This outing also has a lot – and I mean A LOT – of good ol’ fashioned ’60s sexism. A lot of that comes from Colt, actually, who as I said earlier contributes little more than a pretty face and perhaps the single most unprofessional question ever asked on the bridge of a starship (“Who would have been Eve?”). Even Pike’s first response to her presence, which is to tell Number One of all people that he “can’t get used to having a woman on the bridge” is dripping with it. But lest you think Colt gets all the credit for that, the episode also features Vina, who goes full Stepford wife in the picnic scenario. But that’s nothing compared to the resolution of her arc, which sees her choose to stay on Talos and further has Pike outright say that he agrees with her reasons. Because human society has evolved into a meritocratic utopia that judges people of all races, creeds, and even species by the content of their character, but apparently an ideal society is no place for a sad, ugly woman. Right. Okay. And finally, as entertaining as it is, included is the dialogue between Colt (yes, her again), Number One, and Vina when the former two women first arrive in the Pike’s cell. Suffice it to say, the claws come out. Yes, in spite of the gravity of the situation, you suddenly have all three of these women fighting over a man. Need I say more?
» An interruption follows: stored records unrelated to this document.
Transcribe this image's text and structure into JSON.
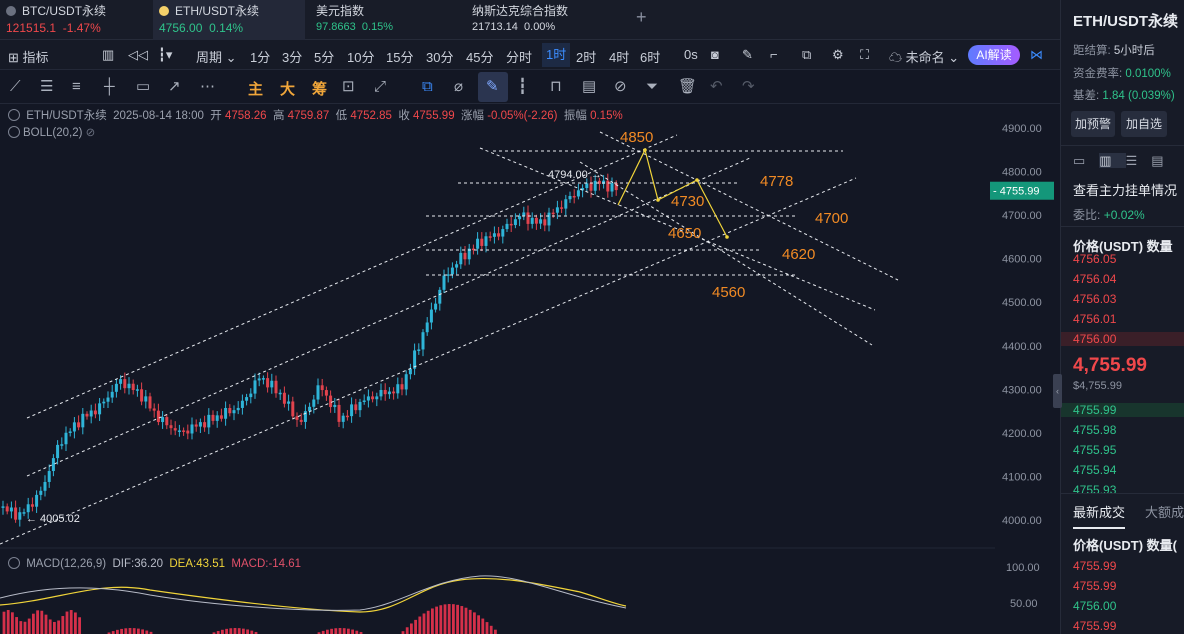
{
  "tabs": [
    {
      "name": "BTC/USDT永续",
      "price": "121515.1",
      "change": "-1.47%",
      "dir": "down"
    },
    {
      "name": "ETH/USDT永续",
      "price": "4756.00",
      "change": "0.14%",
      "dir": "up"
    },
    {
      "name": "美元指数",
      "price": "97.8663",
      "change": "0.15%",
      "dir": "up"
    },
    {
      "name": "纳斯达克综合指数",
      "price": "21713.14",
      "change": "0.00%",
      "dir": "flat"
    }
  ],
  "toolbar": {
    "indicator": "指标",
    "period": "周期",
    "intervals": [
      "1分",
      "3分",
      "5分",
      "10分",
      "15分",
      "30分",
      "45分",
      "分时",
      "1时",
      "2时",
      "4时",
      "6时",
      "0s"
    ],
    "selected": "1时",
    "layout_name": "未命名",
    "ai": "AI解读"
  },
  "draw_tools": [
    "主",
    "大",
    "筹"
  ],
  "info": {
    "symbol": "ETH/USDT永续",
    "time": "2025-08-14 18:00",
    "open_l": "开",
    "open": "4758.26",
    "high_l": "高",
    "high": "4759.87",
    "low_l": "低",
    "low": "4752.85",
    "close_l": "收",
    "close": "4755.99",
    "chg_l": "涨幅",
    "chg": "-0.05%(-2.26)",
    "amp_l": "振幅",
    "amp": "0.15%"
  },
  "boll": "BOLL(20,2)",
  "macd": {
    "name": "MACD(12,26,9)",
    "dif": "DIF:36.20",
    "dea": "DEA:43.51",
    "macd": "MACD:-14.61"
  },
  "axis": {
    "price_ticks": [
      "4900.00",
      "4800.00",
      "4700.00",
      "4600.00",
      "4500.00",
      "4400.00",
      "4300.00",
      "4200.00",
      "4100.00",
      "4000.00"
    ],
    "current": "4755.99",
    "macd_ticks": [
      "100.00",
      "50.00"
    ]
  },
  "annotations": {
    "high_label": "4794.00",
    "low_label": "← 4005.02",
    "levels": [
      "4850",
      "4778",
      "4730",
      "4700",
      "4650",
      "4620",
      "4560"
    ]
  },
  "right": {
    "title": "ETH/USDT永续",
    "settle_l": "距结算:",
    "settle": "5小时后",
    "fund_l": "资金费率:",
    "fund": "0.0100%",
    "basis_l": "基差:",
    "basis": "1.84 (0.039%)",
    "btn_alert": "加预警",
    "btn_watch": "加自选",
    "orders_title": "查看主力挂单情况",
    "ratio_l": "委比:",
    "ratio": "+0.02%",
    "book_header": "价格(USDT)  数量",
    "asks": [
      "4756.05",
      "4756.04",
      "4756.03",
      "4756.01",
      "4756.00"
    ],
    "last": "4,755.99",
    "last_usd": "$4,755.99",
    "bids": [
      "4755.99",
      "4755.98",
      "4755.95",
      "4755.94",
      "4755.93"
    ],
    "trades_tab": "最新成交",
    "big_tab": "大额成",
    "trades_header": "价格(USDT)  数量(",
    "trades": [
      "4755.99",
      "4755.99",
      "4756.00",
      "4755.99"
    ]
  },
  "colors": {
    "up": "#2fc38b",
    "down": "#f0484b",
    "accent": "#3c8dff",
    "orange": "#f08a24"
  }
}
Thanks once again for joining us. As always, I invite you to share your thoughts on ‘The Cage’ in the comments. And of course, make sure you join us next week for our coverage of ‘Where No Man Has Gone Before’, the original series’ second pilot episode.